FIFTH CIRCUIT DISCUSSES FALSE ARREST AND PROBABLE CAUSE

On October 16, 2019, the Fifth Circuit Court of Appeals decided Jones v. Perez[i], which serves as an excellent review of the law related to probable cause, false arrest, and the role of witness credibility in a probable cause determination.  The facts of Jones, taken directly from the case, are as follows: Leonardo Ortega was closing up the Subway sandwich shop where he worked when two men entered with their faces covered. One aimed a gun at Ortega while the other took cash from the register. After a struggle, Ortega was shot. He was pronounced dead when he arrived at [...]

By |August 11th, 2020|Categories: Legal updates|
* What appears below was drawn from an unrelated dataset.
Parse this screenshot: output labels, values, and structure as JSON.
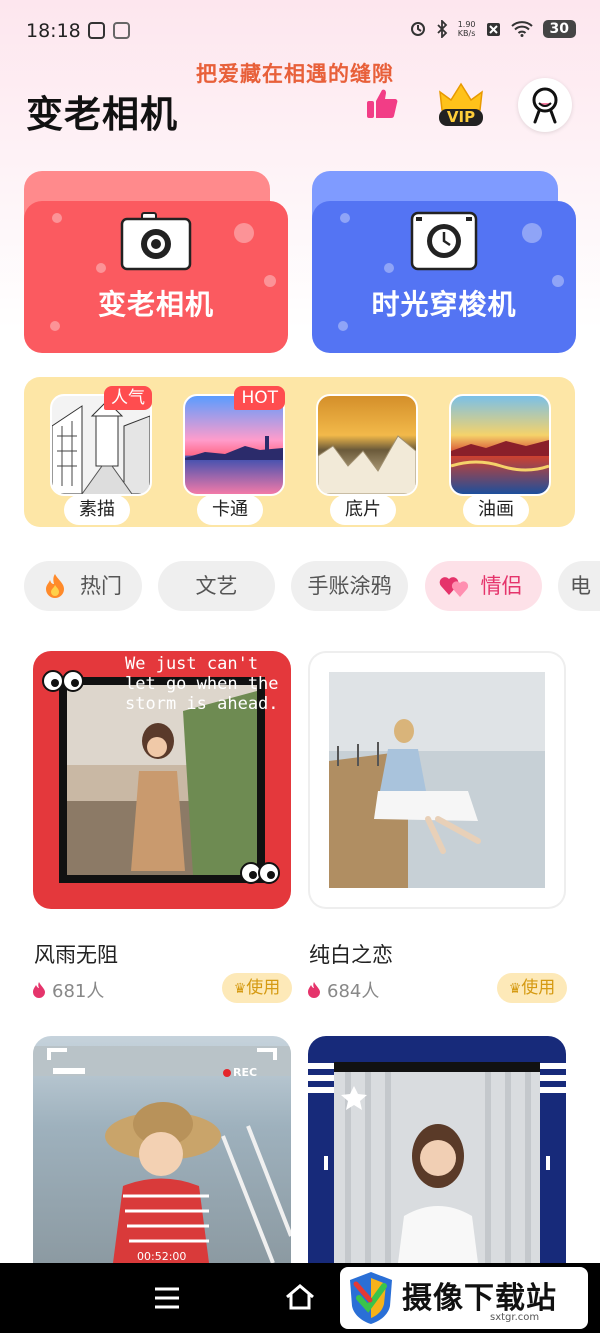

SEVENTH CIRCUIT DISCUSSES CONSENSUAL ENCOUNTERS

On October 18, 2019, the Seventh Circuit Court of Appeals decided the United States v. Holly[i], which serves as an excellent review of the law related to consensual encounters.  The facts of Holly, both the officer’s version of events and Holly’s version, taken directly from the case, are as follows: The officers testified that they had entered a parking lot in Altgeld Gardens to get a better view of the interior courtyard, which Officer Byrne considered a high-crime area based on arrests he had made there before. Around 4:00 p.m., Officer Byrne saw Holly walking on a sidewalk toward the [...]

By |August 3rd, 2020|Categories: Legal updates|
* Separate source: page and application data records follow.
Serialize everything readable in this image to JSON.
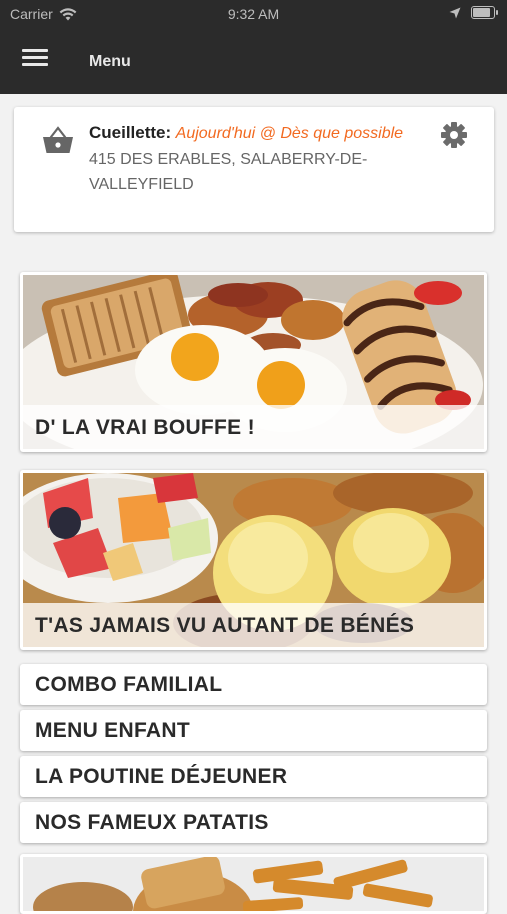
{
  "status_bar": {
    "carrier": "Carrier",
    "time": "9:32 AM",
    "battery_level": 0.9
  },
  "nav": {
    "title": "Menu",
    "menu_icon": "hamburger-icon"
  },
  "pickup": {
    "label": "Cueillette:",
    "when": "Aujourd'hui @ Dès que possible",
    "address": "415 DES ERABLES, SALABERRY-DE-VALLEYFIELD",
    "icon": "basket-icon",
    "settings_icon": "gear-icon",
    "accent_color": "#f26a21"
  },
  "categories": [
    {
      "label": "D' LA VRAI BOUFFE !"
    },
    {
      "label": "T'AS JAMAIS VU AUTANT DE BÉNÉS"
    },
    {
      "label": "COMBO FAMILIAL"
    },
    {
      "label": "MENU ENFANT"
    },
    {
      "label": "LA POUTINE DÉJEUNER"
    },
    {
      "label": "NOS FAMEUX PATATIS"
    }
  ],
  "colors": {
    "header_bg": "#2b2b2b",
    "page_bg": "#f2f2f2"
  }
}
ELEVENTH CIRCUIT DENIES IMMUNITY FOR WARRANTLESS IN-HOME ARREST

On October 16, 2019, the Eleventh Circuit Court of Appeals decided Bailey v. Swindell et al.[i], in which the court examined whether a deputy violated the Fourth Amendment when he arrested a person inside his residence without a warrant.  The relevant facts of Bailey, taken directly from the case, are as follows: The argument had occurred when Bailey stopped by the couple's marital home to retrieve a package. Bailey no longer lived in the home with Rolinger and their two-year-old son, as the couple was embroiled in a contentious divorce. When Bailey rang the doorbell—seemingly more than once—he woke the [...]
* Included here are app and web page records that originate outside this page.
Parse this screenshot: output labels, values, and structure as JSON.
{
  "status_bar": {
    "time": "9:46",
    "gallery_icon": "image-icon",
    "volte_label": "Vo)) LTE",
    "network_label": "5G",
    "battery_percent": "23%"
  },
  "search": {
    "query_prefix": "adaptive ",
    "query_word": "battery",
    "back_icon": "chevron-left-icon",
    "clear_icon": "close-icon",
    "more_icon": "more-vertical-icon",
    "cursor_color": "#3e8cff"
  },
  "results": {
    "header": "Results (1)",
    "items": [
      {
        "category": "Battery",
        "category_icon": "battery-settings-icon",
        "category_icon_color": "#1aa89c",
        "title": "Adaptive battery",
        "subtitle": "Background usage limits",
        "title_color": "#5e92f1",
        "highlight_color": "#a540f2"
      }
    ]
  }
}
By |July 27th, 2020|Categories: Legal updates|

CAN THE POLICE CHANGE…A HISTORICAL LOOK SUGGESTS MAYBE NOT!

By Lou Reiter, LLRMI Co-Director and Director of the Public Safety Internal Affairs InstituteLou Reiter The Ferguson incident in 2014 focused renewed attention on local police practices.  As I have written and trained over the last several years, policing has experienced this same type of scrutiny and introspection every 25-30 years.  Unfortunately, this time it took only 6 years and the George Floyd death in Minneapolis. In my opinion, however, law enforcement doesn’t learn.  We listen, nod our heads, attend study conferences and commission meetings, lean a little bit away from business as usual, and then bounce back eager to [...]

By |July 23rd, 2020|Categories: Legal updates|

UPDATE: FOURTH CIRCUIT REVERSES ITS PREVIOUS DECISION AND HOLDS STOP OF PERSON NEAR SHOOTING WITHOUT REASONABLE SUSPICION DOES NOT MEET SPECIAL NEEDS EXCEPTION TO THE FOURTH AMENDMENT

On July 15, 2020, the Fourth Circuit Court of Appeals reheard the United States v. Curry[i], in which the court examined whether a stop of a person near the scene of a “shots fired” call, was reasonable under the “special needs” exception to the Fourth Amendment, even if there was no reasonable suspicion present to support the stop.  On September 05, 2019, a panel of three judges of the Fourth Circuit Court of Appeals voted 2-1 that the special needs exception to the Fourth Amendment, particularly “exigent circumstances,” supported the pedestrian stop of Curry, who was walking away from the [...]

By |July 23rd, 2020|Categories: Legal updates|

FOURTH CIRCUIT UPHOLDS STOP OF PERSON NEAR SHOOTING WITHOUT REASONABLE SUSPICION AS A “SPECIAL NEEDS” STOP

On September 5, 2019, the Fourth Circuit Court of Appeals decided the United States v. Curry[i], in which the court examined whether a stop of a person near the scene of a shooting, but without reasonable suspicion, violated the Fourth Amendment or fell within the “special needs” exception to the reasonable suspicion requirement.  The relevant facts of Curry, taken directly from the case, are as follows: On the night of September 8, 2017, four uniformed officers from the Richmond Police Department's Focus Mission Team—a division dedicated to violent crime and drug suppression—were patrolling the Creighton Court neighborhood in Richmond, Virginia.1 [...]

By |July 20th, 2020|Categories: Legal updates|

Print Friendly, PDF & Email